WINTER IS TOUGH on the little guys—especially Portland's 671 food carts. But about two-dozen local carts have joined forces to form a new advocacy group, the Oregon Street Food Association.
The fledgling food group had its third official meeting last Monday, January 9, but cart owners say the group was a long time coming. It aims to get food cart owners to weigh in on laws and regulations that could affect them, and also potentially link up carts to buy goods or services in bulk.
Oregon already has a powerful food service interest group, the Oregon Restaurant and Lodging Association (ORLA), but it does not have any food cart members. Cart owners tend to see the membership dues as too steep (admission starts at $250 a year) and ORLA's brick-and-mortar constituents as sometimes at odds with the cart crowd.
The Oregon Street Food Association came out of a regular dinner-and-gripe session among the owners of carts like Whiffies, the Grilled Cheese Grill, FlavourSpot, Koi Fusion, Potato Champion, and Big-Ass Sandwiches.
"We would get together and have a support group for cart owners—talking about things that cart owners talk about," says Whiffies owner Gregg Abbott. Last year, Addy Bittner of Addy's Sandwiches and Ali Akseki of Ali Baba's approached the friends about forming an official nonprofit to educate the public about food carts and weigh in on government policy.

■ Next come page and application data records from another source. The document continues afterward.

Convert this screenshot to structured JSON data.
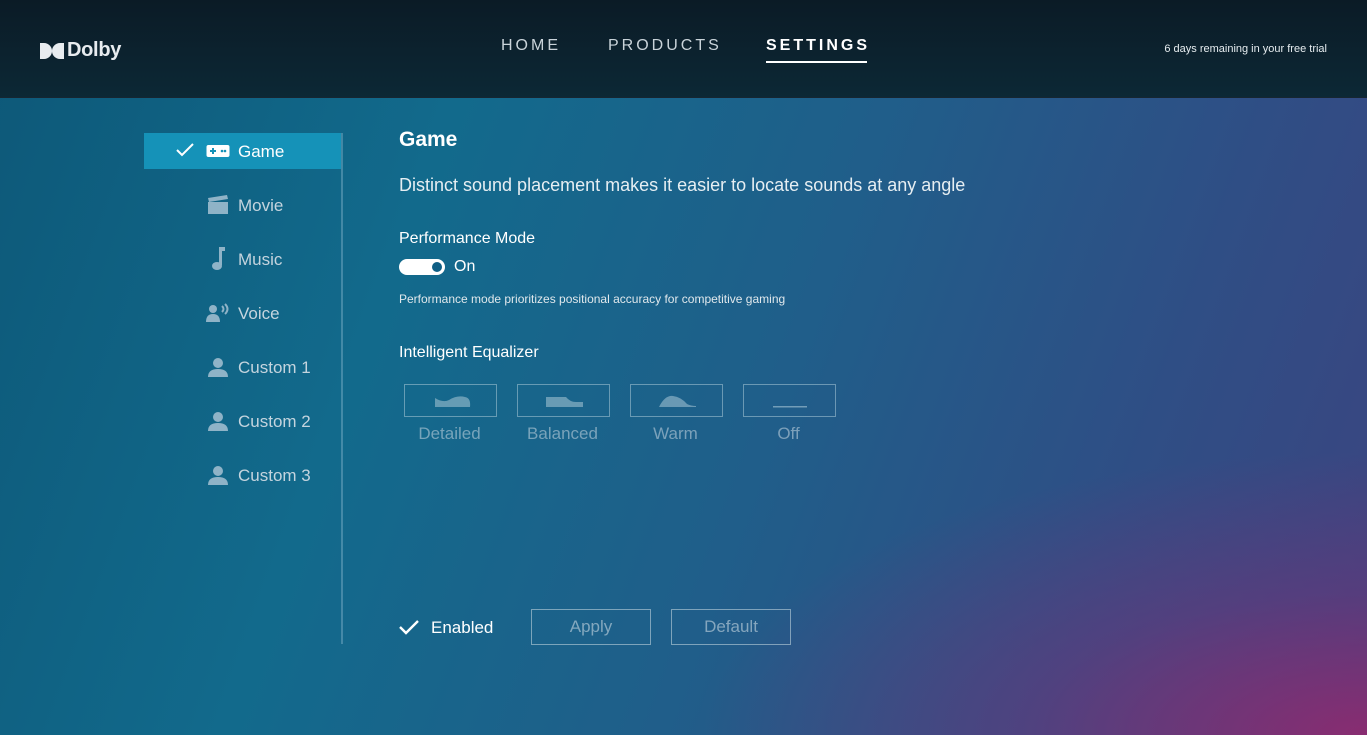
{
  "app": {
    "brand": "Dolby"
  },
  "nav": {
    "home": "HOME",
    "products": "PRODUCTS",
    "settings": "SETTINGS",
    "active": "SETTINGS"
  },
  "trial_notice": "6 days remaining in your free trial",
  "sidebar": {
    "items": [
      {
        "label": "Game",
        "icon": "gamepad-icon",
        "selected": true
      },
      {
        "label": "Movie",
        "icon": "clapperboard-icon",
        "selected": false
      },
      {
        "label": "Music",
        "icon": "music-note-icon",
        "selected": false
      },
      {
        "label": "Voice",
        "icon": "voice-icon",
        "selected": false
      },
      {
        "label": "Custom 1",
        "icon": "person-icon",
        "selected": false
      },
      {
        "label": "Custom 2",
        "icon": "person-icon",
        "selected": false
      },
      {
        "label": "Custom 3",
        "icon": "person-icon",
        "selected": false
      }
    ]
  },
  "main": {
    "title": "Game",
    "description": "Distinct sound placement makes it easier to locate sounds at any angle",
    "performance": {
      "title": "Performance Mode",
      "state": "On",
      "enabled": true,
      "note": "Performance mode prioritizes positional accuracy for competitive gaming"
    },
    "equalizer": {
      "title": "Intelligent Equalizer",
      "options": [
        {
          "label": "Detailed",
          "icon": "eq-detailed-icon"
        },
        {
          "label": "Balanced",
          "icon": "eq-balanced-icon"
        },
        {
          "label": "Warm",
          "icon": "eq-warm-icon"
        },
        {
          "label": "Off",
          "icon": "eq-off-icon"
        }
      ]
    }
  },
  "footer": {
    "enabled_label": "Enabled",
    "enabled": true,
    "apply_label": "Apply",
    "default_label": "Default"
  },
  "colors": {
    "accent": "#1592b8",
    "topbar": "#0b1b26",
    "background": "#126a8c",
    "glow": "#962870"
  }
}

"Working cooperatively gives us an advantage. There's real power in numbers," says Abbott. "We're talking about things like, 'How can we get health care? How do we leverage the fact that there are almost 700 food carts in Portland to make sure we're represented at the state, city, and county level? How can we make sure that we know what the issues are and don't get blindsided by regulations that might not be necessary?'"
During the fall, members sat in on state health regulation working groups. No new state laws that may affect carts are currently proposed, but cart owners think they will need to be their own advocates—rather than leaving the policy work to the big dogs at ORLA.
ORLA vice president of marketing John Hamilton says his group advocates for the entire food service industry. "Right now the association stance is we are in support of any mobile food cart," says Hamilton. "Our feeling is if you're stationary, you should be held to the same standards as brick-and-mortar restaurants."
"Inherently, restaurants do see us as competition," says Brett Burmeister, co-owner of the Food Carts Portland blog. "Through my conversations with food cart owners, I do feel like ORLA is taking an adversarial role."
"Restaurants are always complaining that we have such an advantage. But there are advantages and disadvantages to being a food cart," says Abbott. "The difference between 200 square feet and 2,000 is a huge difference. There are aspects of what we have to do that the restaurant association doesn't really understand, which is why I think it's hard for them to represent us."